• Problem to work on
Here the job is to restate every entry word for word.

[Dataset rows describing interfaces]
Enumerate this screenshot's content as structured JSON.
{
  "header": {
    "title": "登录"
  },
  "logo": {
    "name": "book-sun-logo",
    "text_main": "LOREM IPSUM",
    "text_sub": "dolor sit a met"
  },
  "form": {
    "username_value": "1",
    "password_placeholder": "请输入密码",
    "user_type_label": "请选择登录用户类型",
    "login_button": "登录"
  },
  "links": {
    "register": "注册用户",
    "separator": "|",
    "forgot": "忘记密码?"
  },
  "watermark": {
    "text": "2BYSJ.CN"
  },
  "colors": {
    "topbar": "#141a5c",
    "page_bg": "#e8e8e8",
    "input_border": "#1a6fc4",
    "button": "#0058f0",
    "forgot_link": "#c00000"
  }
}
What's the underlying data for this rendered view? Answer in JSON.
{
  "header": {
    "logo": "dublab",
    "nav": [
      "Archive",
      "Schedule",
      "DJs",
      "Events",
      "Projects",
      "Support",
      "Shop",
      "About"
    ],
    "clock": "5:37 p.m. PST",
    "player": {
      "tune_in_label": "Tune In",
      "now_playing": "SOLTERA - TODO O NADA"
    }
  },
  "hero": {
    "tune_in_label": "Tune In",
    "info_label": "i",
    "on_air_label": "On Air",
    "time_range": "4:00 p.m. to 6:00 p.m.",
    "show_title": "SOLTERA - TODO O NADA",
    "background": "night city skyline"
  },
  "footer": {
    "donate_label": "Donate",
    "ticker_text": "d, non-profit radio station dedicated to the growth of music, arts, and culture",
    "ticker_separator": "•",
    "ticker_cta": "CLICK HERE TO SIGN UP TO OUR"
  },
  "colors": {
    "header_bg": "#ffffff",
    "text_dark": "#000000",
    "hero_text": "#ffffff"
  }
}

• Answer section
Enumerate this screenshot's content as structured JSON.
{
  "header": {
    "title": "登录"
  },
  "logo": {
    "name": "book-sun-logo",
    "text_main": "LOREM IPSUM",
    "text_sub": "dolor sit a met"
  },
  "form": {
    "username_value": "1",
    "password_placeholder": "请输入密码",
    "user_type_label": "请选择登录用户类型",
    "login_button": "登录"
  },
  "links": {
    "register": "注册用户",
    "separator": "|",
    "forgot": "忘记密码?"
  },
  "watermark": {
    "text": "2BYSJ.CN"
  },
  "colors": {
    "topbar": "#141a5c",
    "page_bg": "#e8e8e8",
    "input_border": "#1a6fc4",
    "button": "#0058f0",
    "forgot_link": "#c00000"
  }
}
What's the underlying data for this rendered view? Answer in JSON.
{
  "header": {
    "logo": "dublab",
    "nav": [
      "Archive",
      "Schedule",
      "DJs",
      "Events",
      "Projects",
      "Support",
      "Shop",
      "About"
    ],
    "clock": "5:37 p.m. PST",
    "player": {
      "tune_in_label": "Tune In",
      "now_playing": "SOLTERA - TODO O NADA"
    }
  },
  "hero": {
    "tune_in_label": "Tune In",
    "info_label": "i",
    "on_air_label": "On Air",
    "time_range": "4:00 p.m. to 6:00 p.m.",
    "show_title": "SOLTERA - TODO O NADA",
    "background": "night city skyline"
  },
  "footer": {
    "donate_label": "Donate",
    "ticker_text": "d, non-profit radio station dedicated to the growth of music, arts, and culture",
    "ticker_separator": "•",
    "ticker_cta": "CLICK HERE TO SIGN UP TO OUR"
  },
  "colors": {
    "header_bg": "#ffffff",
    "text_dark": "#000000",
    "hero_text": "#ffffff"
  }
}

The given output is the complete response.